Thursday, February 19, 2009
Civic Gets Detailed Look at Downzoning
Effort Intended to Retain Area’s Character
By Conor Greene
Years after volunteers went door-to-door to survey the neighborhood’s existing character their efforts are starting to pay off, as a new zoning plan might be approved by the end of the summer.
A detailed look at the plan to downzone portions of Maspeth, Middle Village and Glendale highlighted Juniper Park Civic Association’s meeting last Thursday in Our Lady of Hope. The rezoning, which has been underway for three years, is intended to preserve the neighborhoods’ character and prevent out-of-context development.
The plan could be certified by the Department of City Planning (DCP) as soon as April, meaning it would go to the City Council for final approval in late summer or early fall – which can’t come soon enough for residents who have watched as developers destroyed countless blocks with huge projects allowed under the existing zoning.
“Hopefully we will have our neighborhood back from these developers who build big homes,” said JPCA President Robert Holden, who has taken the city to task over the past few years as the downzoning effort languished in the DCP. “We’ve been waiting for three long years.”
City Planning representative Tom Smith walked the roomful of residents and officials through the plan, which covers more than 300 blocks within the three neighborhoods. He explained that the majority of the current R-4 zoning “really allows for a full variety” of housing styles, including one, two and three family units and apartment buildings as tall as four stories.
“The problem is it doesn’t necessarily match up with the existing character,” said Smith. In addition, the R-4 zoning is susceptible to “infill” projects, which allows development of greater density on land surrounded by previously developed parcels. “We went lot by lot, block by block… to really match [the new zoning] to what the building character is.”

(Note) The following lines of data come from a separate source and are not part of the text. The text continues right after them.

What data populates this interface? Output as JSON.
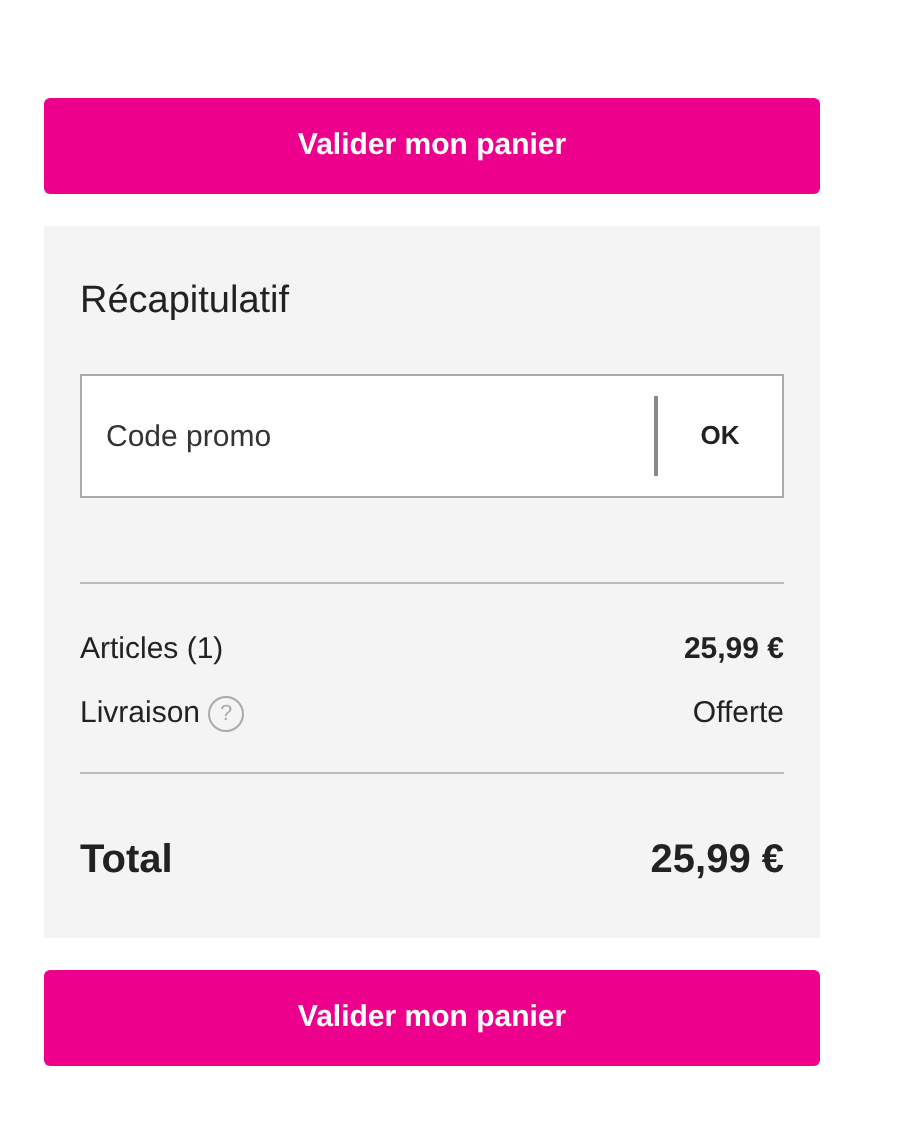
{
  "buttons_top": {
    "label": "Valider mon panier"
  },
  "summary": {
    "title": "Récapitulatif",
    "promo": {
      "placeholder": "Code promo",
      "button": "OK"
    },
    "lines": [
      {
        "kind": "plain",
        "label": "Articles (1)",
        "value": "25,99 €",
        "bold_value": true
      },
      {
        "kind": "help",
        "label": "Livraison",
        "help": "?",
        "value": "Offerte",
        "bold_value": false
      }
    ],
    "total": {
      "label": "Total",
      "value": "25,99 €"
    }
  },
  "buttons_bottom": {
    "label": "Valider mon panier"
  }
}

The result in the majority of the study area is zoning that allows for one-and-two-family homes as tall as three-stories, according to Smith. The densest type of development would be in R5D districts along Myrtle Avenue and Woodhaven Boulevard allowing three-and four-story buildings with first-floor retail space.
However, about 40 blocks that were included in the study area will not be rezoned under the current plan, said Smith. He said the “vast majority are row homes” in areas that “don’t fit into contextual zones.” Smith described these areas as “stable with very little development.” Since they are already built out, “it wouldn’t make any sense to add to these buildings or to take them down,” said Smith.
Still, Paul Graziano, a certified urban planner who assisted the JPCA with the downzoning effort, said he is concerned that such large swaths of the neighborhood are remaining R-4, which leaves them vulnerable to infill development.
“When you get areas that are rezoning, but have areas that are not rezoned, a lot of the development pressure goes there, even if it is not happening now,” he said in response to Smith’s assertion that the areas left untouched have not been targeted by developers in recent years.
Holden blamed infill development on many of the cases where developers replace a one-family home with a three-family building. “That’s what destroys our neighborhood – no parking, congestion,” he said. “The developers are controlling what’s going on here. We’re going to take this, but we’re going to fight [against] infill.”
Councilwoman Elizabeth Crowley (D-Glendale) vowed to push the project forward and noted that the environmental review process, which takes about six weeks, is underway. “It really affects our quality of life day to day,” said Crowley. “It protects a lot of blocks.”
According to DCP, zoning for the area has remained unchanged since 1961 and this effort comes at the request of the community after portions of Middle Village and Glendale were rezoned in 2006. “The Department of City Planning’s blueprint for the area is intended to respect and reinforce the existing build character,” said a spokeswoman in a statement. “Last week’s meeting was an opportunity for the Department to share our draft proposal and build a consensus.”